    9. Martin L. Weitzman, 2009. "On Modeling and Interpreting the Economics of Catastrophic Climate Change," The Review of Economics and Statistics, MIT Press, vol. 91(1), pages 1-19, February.
    10. William D. Nordhaus, 2006. "The "Stern Review" on the Economics of Climate Change," NBER Working Papers 12741, National Bureau of Economic Research, Inc.
    11. Olivier Blanchard, 2009. "The State of Macro," Annual Review of Economics, Annual Reviews, vol. 1(1), pages 209-228, May.
    12. Dale Jorgenson & J. Steven Landefeld & William D. Nordhaus, 2006. "A New Architecture for the U.S. National Accounts," NBER Books, National Bureau of Economic Research, Inc, number jorg06-1.
    13. Armon Rezai & Duncan Foley & Lance Taylor, 2012. "Global warming and economic externalities," Economic Theory, Springer;Society for the Advancement of Economic Theory (SAET), vol. 49(2), pages 329-351, February.
    Full references (including those not matched with items on IDEAS)

    Citations

    Citations are extracted by the CitEc Project, subscribe to its RSS feed for this item.
    as


    Cited by:

    1. Skott, Peter & Davis, Leila, 2013. "Distributional biases in the analysis of climate change," Ecological Economics, Elsevier, vol. 85(C), pages 188-197.

    More about this item

    Keywords

    representative agent; consumption externalities; positional goods; relative consumption; welfare; global warming; discount rates.;

    JEL classification:

    • Q13 - Agricultural and Natural Resource Economics; Environmental and Ecological Economics - - Agriculture - - - Agricultural Markets and Marketing; Cooperatives; Agribusiness
    • I3 - Health, Education, and Welfare - - Welfare, Well-Being, and Poverty
    • E1 - Macroeconomics and Monetary Economics - - General Aggregative Models

    NEP fields

    This paper has been announced in the following NEP Reports:

    Statistics

    Access and download statistics

    Corrections

    All material on this site has been provided by the respective publishers and authors.

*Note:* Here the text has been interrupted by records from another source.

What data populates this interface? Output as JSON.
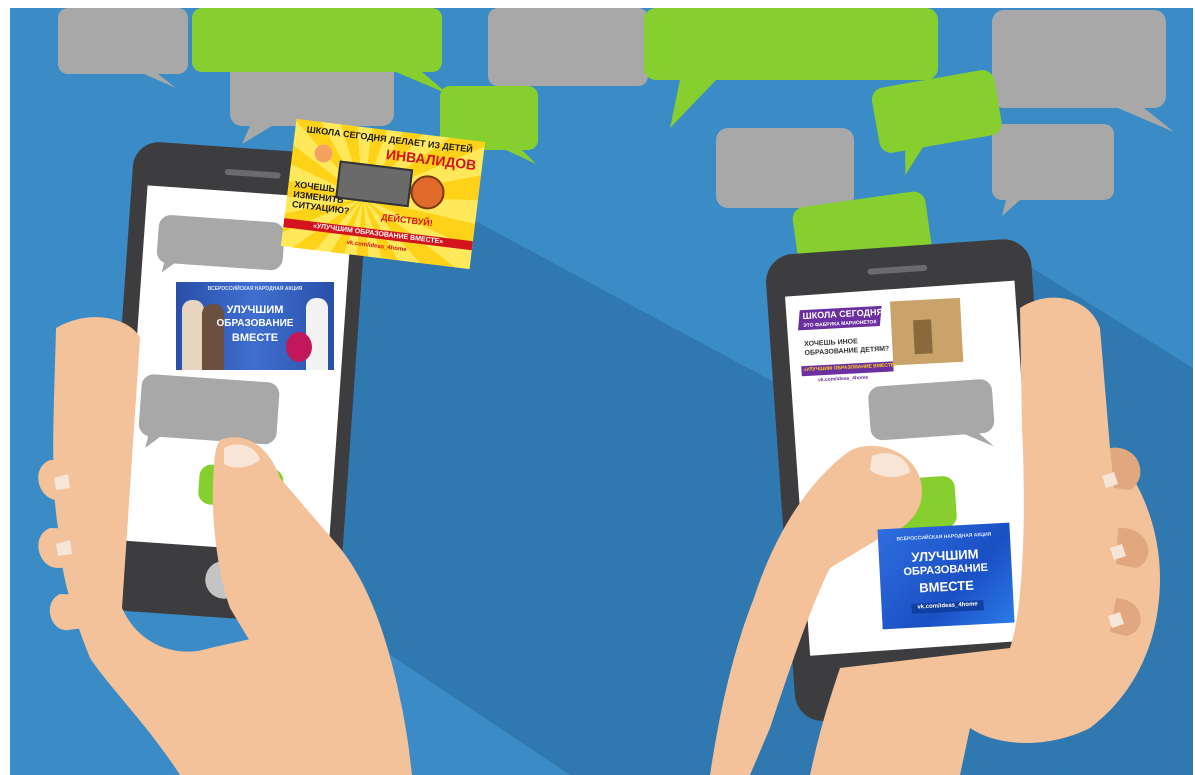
{
  "colors": {
    "background": "#3b8cc6",
    "shadow": "#2f78b0",
    "bubble_gray": "#a8a8a8",
    "bubble_green": "#86cf2e",
    "phone_body": "#3d3d40",
    "skin": "#f3c29b",
    "skin_shadow": "#e1a77f"
  },
  "ad_yellow": {
    "line1": "ШКОЛА СЕГОДНЯ ДЕЛАЕТ ИЗ ДЕТЕЙ",
    "line2": "ИНВАЛИДОВ",
    "line3": "ХОЧЕШЬ",
    "line4": "ИЗМЕНИТЬ",
    "line5": "СИТУАЦИЮ?",
    "line6": "ДЕЙСТВУЙ!",
    "slogan": "«УЛУЧШИМ ОБРАЗОВАНИЕ ВМЕСТЕ»",
    "url": "vk.com/ideas_4home"
  },
  "ad_children": {
    "kicker": "ВСЕРОССИЙСКАЯ НАРОДНАЯ АКЦИЯ",
    "line1": "УЛУЧШИМ",
    "line2": "ОБРАЗОВАНИЕ",
    "line3": "ВМЕСТЕ"
  },
  "ad_puppets": {
    "line1": "ШКОЛА СЕГОДНЯ",
    "line2": "ЭТО ФАБРИКА МАРИОНЕТОК",
    "line3": "ХОЧЕШЬ ИНОЕ",
    "line4": "ОБРАЗОВАНИЕ ДЕТЯМ?",
    "slogan": "«УЛУЧШИМ ОБРАЗОВАНИЕ ВМЕСТЕ»",
    "url": "vk.com/ideas_4home"
  },
  "ad_blue": {
    "kicker": "ВСЕРОССИЙСКАЯ НАРОДНАЯ АКЦИЯ",
    "line1": "УЛУЧШИМ",
    "line2": "ОБРАЗОВАНИЕ",
    "line3": "ВМЕСТЕ",
    "url": "vk.com/ideas_4home"
  }
}
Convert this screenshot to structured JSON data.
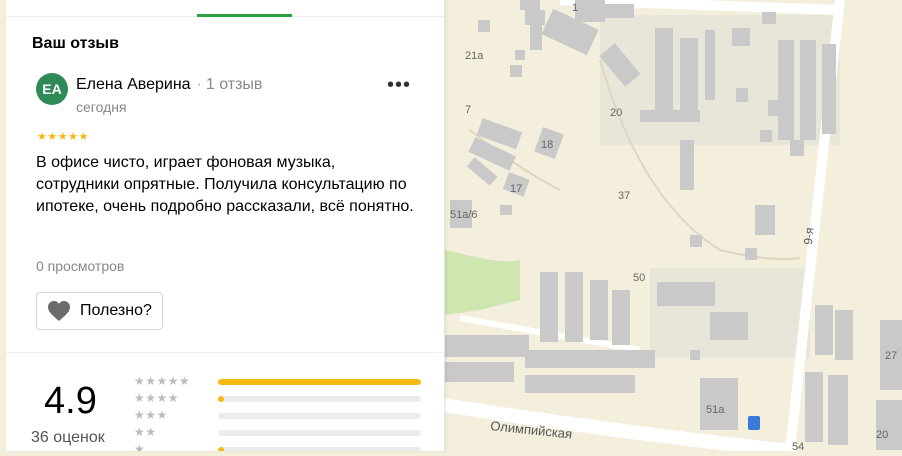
{
  "review": {
    "section_title": "Ваш отзыв",
    "avatar_initials": "ЕА",
    "author_name": "Елена Аверина",
    "separator": "·",
    "author_reviews": "1 отзыв",
    "date": "сегодня",
    "menu_label": "•••",
    "stars": "★★★★★",
    "text": "В офисе чисто, играет фоновая музыка, сотрудники опрятные. Получила консультацию по ипотеке, очень подробно рассказали, всё понятно.",
    "views": "0 просмотров",
    "useful_label": "Полезно?"
  },
  "rating": {
    "score": "4.9",
    "total": "36 оценок",
    "rows": [
      {
        "stars": "★★★★★",
        "fraction": 1.0
      },
      {
        "stars": "★★★★",
        "fraction": 0.03
      },
      {
        "stars": "★★★",
        "fraction": 0.0
      },
      {
        "stars": "★★",
        "fraction": 0.0
      },
      {
        "stars": "★",
        "fraction": 0.03
      }
    ]
  },
  "map": {
    "labels": {
      "b1": "1",
      "b21a": "21а",
      "b7": "7",
      "b18": "18",
      "b20": "20",
      "b17": "17",
      "b37": "37",
      "b51a6": "51а/6",
      "b50": "50",
      "b51a": "51а",
      "b27": "27",
      "b20b": "20",
      "b54": "54",
      "street_9": "9-я",
      "street_olymp": "Олимпийская"
    }
  },
  "colors": {
    "accent_green": "#2aa13c",
    "star_yellow": "#f6b812",
    "map_bg": "#f3efdc",
    "building": "#c9c9c9",
    "park": "#cfe6b0"
  }
}
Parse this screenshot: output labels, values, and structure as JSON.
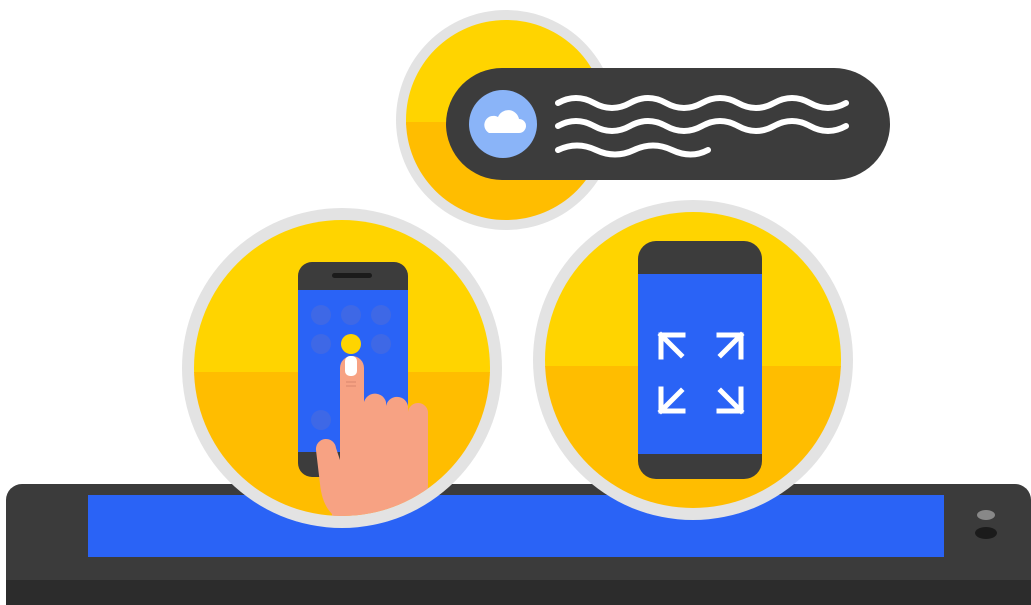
{
  "illustration": {
    "tablet": {
      "screen_color": "#2a63f6",
      "body_color": "#3b3b3b"
    },
    "notification": {
      "icon": "cloud-icon",
      "accent": "#8ab4f8",
      "pill_color": "#3c3c3c"
    },
    "tap_phone": {
      "icon": "tap-gesture-icon",
      "dot_color": "#3e68e6"
    },
    "fullscreen_phone": {
      "icon": "expand-arrows-icon"
    },
    "colors": {
      "yellow": "#ffd400",
      "amber": "#ffbd00",
      "ring": "#e3e3e3",
      "skin": "#f7a283"
    }
  }
}
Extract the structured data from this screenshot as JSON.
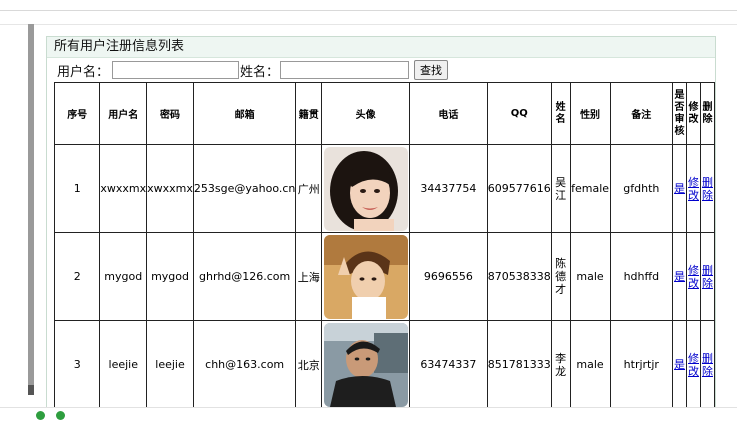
{
  "page": {
    "title": "所有用户注册信息列表"
  },
  "search": {
    "username_label": "用户名：",
    "name_label": "姓名：",
    "username_value": "",
    "name_value": "",
    "search_button": "查找"
  },
  "table": {
    "headers": {
      "id": "序号",
      "username": "用户名",
      "password": "密码",
      "email": "邮箱",
      "origin": "籍贯",
      "avatar": "头像",
      "phone": "电话",
      "qq": "QQ",
      "name": "姓名",
      "gender": "性别",
      "remark": "备注",
      "reviewed": "是否审核",
      "edit": "修改",
      "delete": "删除"
    },
    "rows": [
      {
        "id": "1",
        "username": "xwxxmx",
        "password": "xwxxmx",
        "email": "253sge@yahoo.cn",
        "origin": "广州",
        "phone": "34437754",
        "qq": "609577616",
        "name": "吴江",
        "gender": "female",
        "remark": "gfdhth",
        "reviewed": "是",
        "edit": "修改",
        "delete": "删除"
      },
      {
        "id": "2",
        "username": "mygod",
        "password": "mygod",
        "email": "ghrhd@126.com",
        "origin": "上海",
        "phone": "9696556",
        "qq": "870538338",
        "name": "陈德才",
        "gender": "male",
        "remark": "hdhffd",
        "reviewed": "是",
        "edit": "修改",
        "delete": "删除"
      },
      {
        "id": "3",
        "username": "leejie",
        "password": "leejie",
        "email": "chh@163.com",
        "origin": "北京",
        "phone": "63474337",
        "qq": "851781333",
        "name": "李龙",
        "gender": "male",
        "remark": "htrjrtjr",
        "reviewed": "是",
        "edit": "修改",
        "delete": "删除"
      }
    ]
  },
  "colors": {
    "link": "#0000cc",
    "panel_header_bg": "#eef6f2",
    "panel_border": "#c9dcd0"
  }
}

You can help correct errors and omissions. When requesting a correction, please mention this item's handle: RePEc:ums:papers:2011-24. See general information about how to correct material in RePEc.

    For technical questions regarding this item, or to correct its authors, title, abstract, bibliographic or download information, contact: (Daniele Girardi). General contact details of provider: http://edirc.repec.org/data/deumaus.html .

    If you have authored this item and are not yet registered with RePEc, we encourage you to do it here. This allows to link your profile to this item. It also allows you to accept potential citations to this item that we are uncertain about.

    If CitEc recognized a reference but did not link an item in RePEc to it, you can help with this form .

    If you know of missing items citing this one, you can help us creating those links by adding the relevant references in the same way as above, for each refering item. If you are a registered author of this item, you may also want to check the "citations" tab in your RePEc Author Service profile, as there may be some citations waiting for confirmation.

    Please note that corrections may take a couple of weeks to filter through the various RePEc services.

    IDEAS is a RePEc service hosted by the Research Division of the Federal Reserve Bank of St. Louis . RePEc uses bibliographic data supplied by the respective publishers.